> Exercise brief
Go over the data and copy out each line with "Dropdown" in it.
[Provided information]
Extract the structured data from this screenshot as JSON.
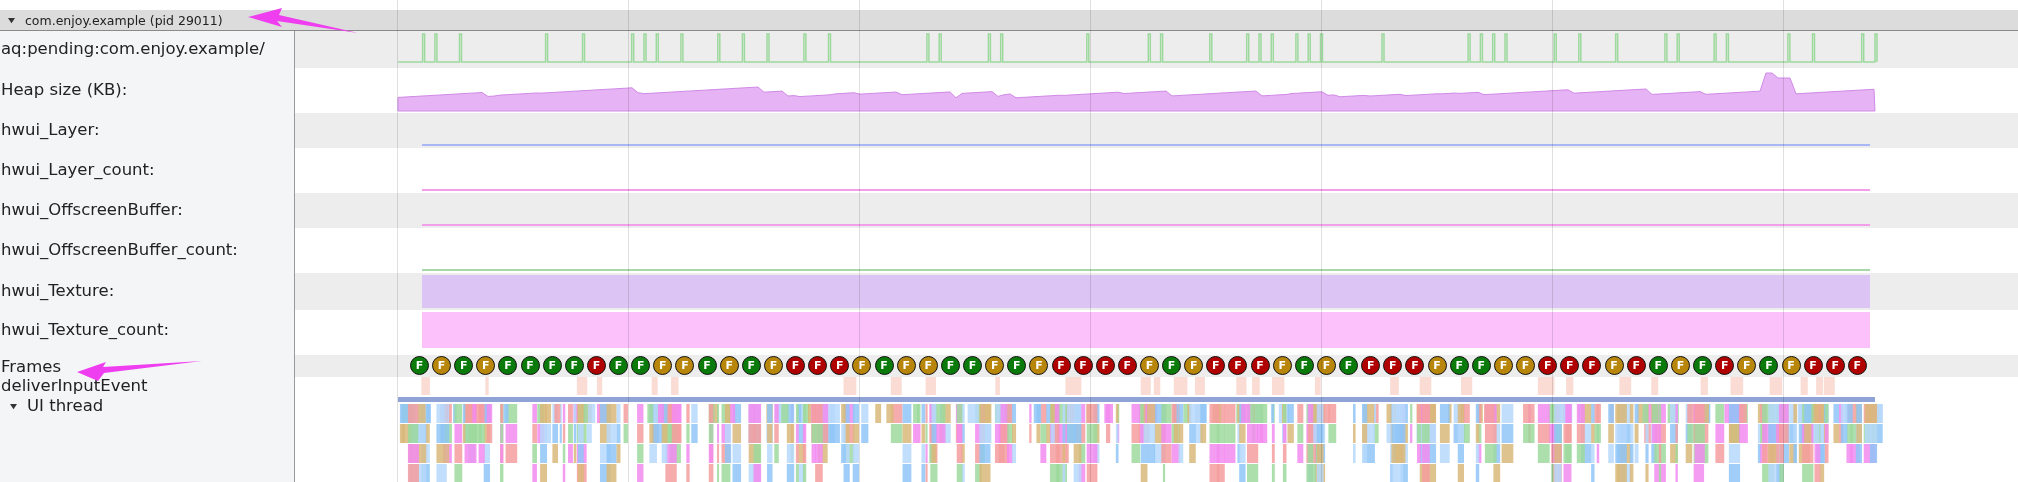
{
  "process": {
    "title": "com.enjoy.example (pid 29011)",
    "expanded": true
  },
  "counters": [
    {
      "label": "aq:pending:com.enjoy.example/",
      "kind": "pulse",
      "color": "#9dd99d"
    },
    {
      "label": "Heap size (KB):",
      "kind": "area",
      "color": "#e6b3f5"
    },
    {
      "label": "hwui_Layer:",
      "kind": "line",
      "color": "#a9b8f5"
    },
    {
      "label": "hwui_Layer_count:",
      "kind": "line",
      "color": "#f39ee8"
    },
    {
      "label": "hwui_OffscreenBuffer:",
      "kind": "line",
      "color": "#f39ee8"
    },
    {
      "label": "hwui_OffscreenBuffer_count:",
      "kind": "line",
      "color": "#a8d8a8"
    },
    {
      "label": "hwui_Texture:",
      "kind": "band",
      "color": "#dcc4f4"
    },
    {
      "label": "hwui_Texture_count:",
      "kind": "band",
      "color": "#fcc0fb"
    }
  ],
  "frames": {
    "label": "Frames",
    "items": [
      {
        "label": "F",
        "color": "#0a7a0a"
      },
      {
        "label": "F",
        "color": "#b8860b"
      },
      {
        "label": "F",
        "color": "#0a7a0a"
      },
      {
        "label": "F",
        "color": "#b8860b"
      },
      {
        "label": "F",
        "color": "#0a7a0a"
      },
      {
        "label": "F",
        "color": "#0a7a0a"
      },
      {
        "label": "F",
        "color": "#0a7a0a"
      },
      {
        "label": "F",
        "color": "#0a7a0a"
      },
      {
        "label": "F",
        "color": "#b00000"
      },
      {
        "label": "F",
        "color": "#0a7a0a"
      },
      {
        "label": "F",
        "color": "#0a7a0a"
      },
      {
        "label": "F",
        "color": "#b8860b"
      },
      {
        "label": "F",
        "color": "#b8860b"
      },
      {
        "label": "F",
        "color": "#0a7a0a"
      },
      {
        "label": "F",
        "color": "#b8860b"
      },
      {
        "label": "F",
        "color": "#0a7a0a"
      },
      {
        "label": "F",
        "color": "#b8860b"
      },
      {
        "label": "F",
        "color": "#b00000"
      },
      {
        "label": "F",
        "color": "#b00000"
      },
      {
        "label": "F",
        "color": "#b00000"
      },
      {
        "label": "F",
        "color": "#b8860b"
      },
      {
        "label": "F",
        "color": "#0a7a0a"
      },
      {
        "label": "F",
        "color": "#b8860b"
      },
      {
        "label": "F",
        "color": "#b8860b"
      },
      {
        "label": "F",
        "color": "#0a7a0a"
      },
      {
        "label": "F",
        "color": "#0a7a0a"
      },
      {
        "label": "F",
        "color": "#b8860b"
      },
      {
        "label": "F",
        "color": "#0a7a0a"
      },
      {
        "label": "F",
        "color": "#b8860b"
      },
      {
        "label": "F",
        "color": "#b00000"
      },
      {
        "label": "F",
        "color": "#b00000"
      },
      {
        "label": "F",
        "color": "#b00000"
      },
      {
        "label": "F",
        "color": "#b00000"
      },
      {
        "label": "F",
        "color": "#b8860b"
      },
      {
        "label": "F",
        "color": "#0a7a0a"
      },
      {
        "label": "F",
        "color": "#b8860b"
      },
      {
        "label": "F",
        "color": "#b00000"
      },
      {
        "label": "F",
        "color": "#b00000"
      },
      {
        "label": "F",
        "color": "#b00000"
      },
      {
        "label": "F",
        "color": "#b8860b"
      },
      {
        "label": "F",
        "color": "#0a7a0a"
      },
      {
        "label": "F",
        "color": "#b8860b"
      },
      {
        "label": "F",
        "color": "#0a7a0a"
      },
      {
        "label": "F",
        "color": "#b00000"
      },
      {
        "label": "F",
        "color": "#b00000"
      },
      {
        "label": "F",
        "color": "#b00000"
      },
      {
        "label": "F",
        "color": "#b8860b"
      },
      {
        "label": "F",
        "color": "#0a7a0a"
      },
      {
        "label": "F",
        "color": "#0a7a0a"
      },
      {
        "label": "F",
        "color": "#b8860b"
      },
      {
        "label": "F",
        "color": "#b8860b"
      },
      {
        "label": "F",
        "color": "#b00000"
      },
      {
        "label": "F",
        "color": "#b00000"
      },
      {
        "label": "F",
        "color": "#b00000"
      },
      {
        "label": "F",
        "color": "#b8860b"
      },
      {
        "label": "F",
        "color": "#b00000"
      },
      {
        "label": "F",
        "color": "#0a7a0a"
      },
      {
        "label": "F",
        "color": "#b8860b"
      },
      {
        "label": "F",
        "color": "#0a7a0a"
      },
      {
        "label": "F",
        "color": "#b00000"
      },
      {
        "label": "F",
        "color": "#b8860b"
      },
      {
        "label": "F",
        "color": "#0a7a0a"
      },
      {
        "label": "F",
        "color": "#b8860b"
      },
      {
        "label": "F",
        "color": "#b00000"
      },
      {
        "label": "F",
        "color": "#b00000"
      },
      {
        "label": "F",
        "color": "#b00000"
      }
    ]
  },
  "input_events": {
    "label": "deliverInputEvent"
  },
  "ui_thread": {
    "label": "UI thread",
    "expanded": true
  }
}
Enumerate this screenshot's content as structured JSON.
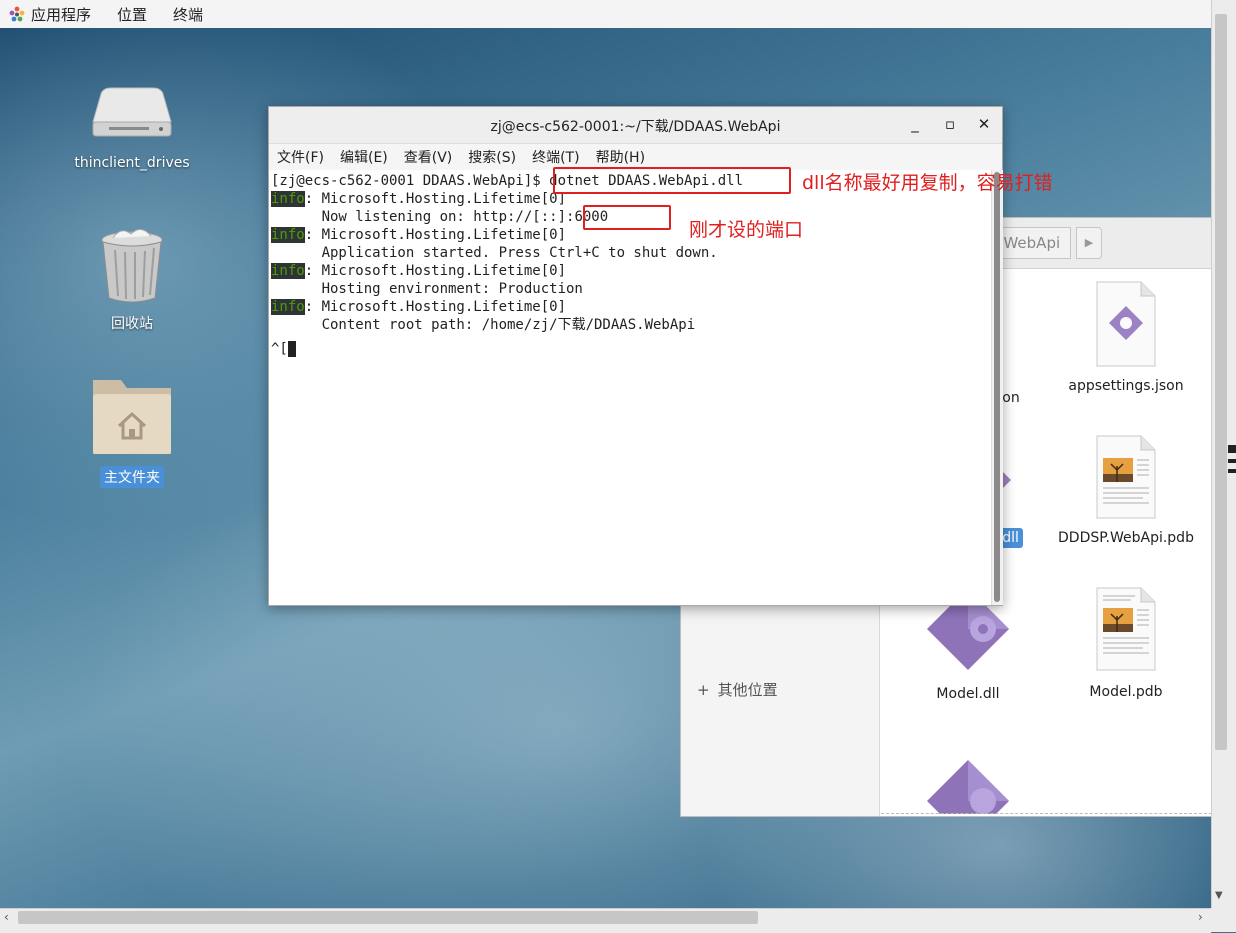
{
  "topbar": {
    "applications": "应用程序",
    "places": "位置",
    "terminal": "终端"
  },
  "desktop_icons": [
    {
      "label": "thinclient_drives"
    },
    {
      "label": "回收站"
    },
    {
      "label": "主文件夹"
    }
  ],
  "file_manager": {
    "breadcrumb": "P.WebApi",
    "sidebar_other": "其他位置",
    "partial_label_1": ".",
    "partial_label_2": "son",
    "files": [
      {
        "label": "appsettings.json"
      },
      {
        "label": "pi.dll"
      },
      {
        "label": "DDDSP.WebApi.pdb"
      },
      {
        "label": "Model.dll"
      },
      {
        "label": "Model.pdb"
      }
    ]
  },
  "terminal": {
    "title": "zj@ecs-c562-0001:~/下载/DDAAS.WebApi",
    "menu": [
      "文件(F)",
      "编辑(E)",
      "查看(V)",
      "搜索(S)",
      "终端(T)",
      "帮助(H)"
    ],
    "prompt": "[zj@ecs-c562-0001 DDAAS.WebApi]$ ",
    "command": "dotnet DDAAS.WebApi.dll",
    "info_tag": "info",
    "lines": [
      ": Microsoft.Hosting.Lifetime[0]",
      "      Now listening on: http://[::]:",
      ": Microsoft.Hosting.Lifetime[0]",
      "      Application started. Press Ctrl+C to shut down.",
      ": Microsoft.Hosting.Lifetime[0]",
      "      Hosting environment: Production",
      ": Microsoft.Hosting.Lifetime[0]",
      "      Content root path: /home/zj/下载/DDAAS.WebApi"
    ],
    "port": "6000",
    "last_line": "^["
  },
  "annotations": {
    "note1": "dll名称最好用复制，容易打错",
    "note2": "刚才设的端口",
    "color": "#e02020"
  }
}
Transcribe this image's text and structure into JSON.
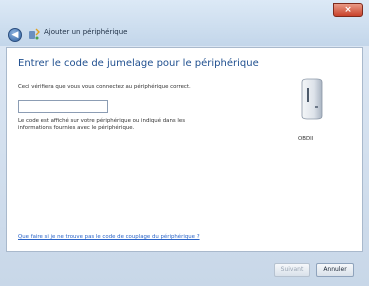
{
  "window": {
    "title": "Ajouter un périphérique",
    "close_label": "×"
  },
  "page": {
    "heading": "Entrer le code de jumelage pour le périphérique",
    "subtitle": "Ceci vérifiera que vous vous connectez au périphérique correct.",
    "code_input_value": "",
    "help_line_1": "Le code est affiché sur votre périphérique ou indiqué dans les",
    "help_line_2": "informations fournies avec le périphérique.",
    "device_name": "OBDII",
    "help_link": "Que faire si je ne trouve pas le code de couplage du périphérique ?"
  },
  "footer": {
    "next_label": "Suivant",
    "cancel_label": "Annuler"
  },
  "icons": {
    "back": "back-arrow-icon",
    "wizard": "bluetooth-device-icon",
    "device": "device-icon"
  }
}
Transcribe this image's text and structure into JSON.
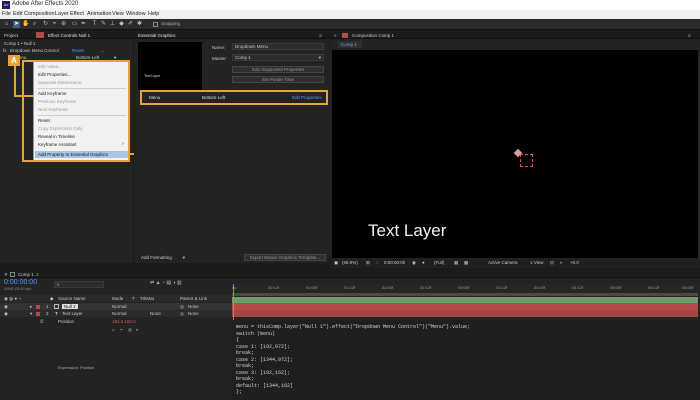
{
  "app": {
    "title": "Adobe After Effects 2020",
    "logo_text": "Ae"
  },
  "menubar": [
    "File",
    "Edit",
    "Composition",
    "Layer",
    "Effect",
    "Animation",
    "View",
    "Window",
    "Help"
  ],
  "toolbar": {
    "snapping_label": "Snapping"
  },
  "project_panel": {
    "tab_project": "Project",
    "tab_effect_controls": "Effect Controls Null 1",
    "header": "Comp 1 • Null 1",
    "effect_name": "Dropdown Menu Control",
    "reset_label": "Reset",
    "menu_prop": "Menu",
    "menu_value": "Bottom-Left"
  },
  "context_menu": {
    "items": [
      {
        "label": "Edit Value...",
        "state": "disabled"
      },
      {
        "label": "Edit Properties...",
        "state": "normal"
      },
      {
        "label": "Separate Dimensions",
        "state": "disabled"
      },
      {
        "label": "Add Keyframe",
        "state": "normal"
      },
      {
        "label": "Previous Keyframe",
        "state": "disabled"
      },
      {
        "label": "Next Keyframe",
        "state": "disabled"
      },
      {
        "label": "Reset",
        "state": "normal"
      },
      {
        "label": "Copy Expression Only",
        "state": "disabled"
      },
      {
        "label": "Reveal in Timeline",
        "state": "normal"
      },
      {
        "label": "Keyframe Assistant",
        "state": "normal"
      },
      {
        "label": "Add Property to Essential Graphics",
        "state": "highlighted"
      }
    ],
    "submenu_arrow": "›"
  },
  "callout_badge": "A",
  "essential_graphics": {
    "title": "Essential Graphics",
    "preview_text": "Text Layer",
    "name_label": "Name:",
    "name_value": "Dropdown Menu",
    "master_label": "Master:",
    "master_value": "Comp 1",
    "solo_button": "Solo Supported Properties",
    "poster_button": "Set Poster Time",
    "prop_name": "Menu",
    "prop_value": "Bottom-Left",
    "edit_properties": "Edit Properties",
    "add_formatting": "Add Formatting",
    "export_button": "Export Motion Graphics Template..."
  },
  "composition": {
    "tab_title": "Composition Comp 1",
    "subtab": "Comp 1",
    "viewer_text": "Text Layer",
    "zoom": "(68.9%)",
    "timecode": "0:00:00:00",
    "resolution": "(Full)",
    "camera": "Active Camera",
    "view": "1 View",
    "offset": "+0.0"
  },
  "timeline": {
    "comp_tab": "Comp 1",
    "timecode": "0:00:00:00",
    "fps": "00000 (30.00 fps)",
    "columns": {
      "source_name": "Source Name",
      "mode": "Mode",
      "t": "T",
      "trkmat": "TrkMat",
      "parent": "Parent & Link"
    },
    "layers": [
      {
        "num": "1",
        "name": "Null 1",
        "mode": "Normal",
        "trkmat": "",
        "parent": "None"
      },
      {
        "num": "2",
        "name": "Text Layer",
        "mode": "Normal",
        "trkmat": "None",
        "parent": "None"
      }
    ],
    "position_label": "Position",
    "position_value": "192.0,162.0",
    "expression_label": "Expression: Position",
    "ruler": [
      "0s",
      "00:12f",
      "01:00f",
      "01:12f",
      "02:00f",
      "02:12f",
      "03:00f",
      "03:12f",
      "04:00f",
      "04:12f",
      "05:00f",
      "05:12f",
      "06:00f",
      "06:12f",
      "07:00f"
    ],
    "expression_lines": [
      "menu = thisComp.layer(\"Null 1\").effect(\"Dropdown Menu Control\")(\"Menu\").value;",
      "switch (menu)",
      "{",
      "case 1: [192,972];",
      "break;",
      "case 2: [1344,972];",
      "break;",
      "case 3: [192,162];",
      "break;",
      "default: [1344,162]",
      "};"
    ]
  },
  "colors": {
    "accent": "#e7a23b",
    "selection_blue": "#4e9cff",
    "menu_highlight": "#a9c4e6",
    "layer_bar": "#b44a4a"
  }
}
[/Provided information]
> Output of the exercise
    "effect_name": "Dropdown Menu Control",
    "name_value": "Dropdown Menu",
      "menu = thisComp.layer(\"Null 1\").effect(\"Dropdown Menu Control\")(\"Menu\").value;",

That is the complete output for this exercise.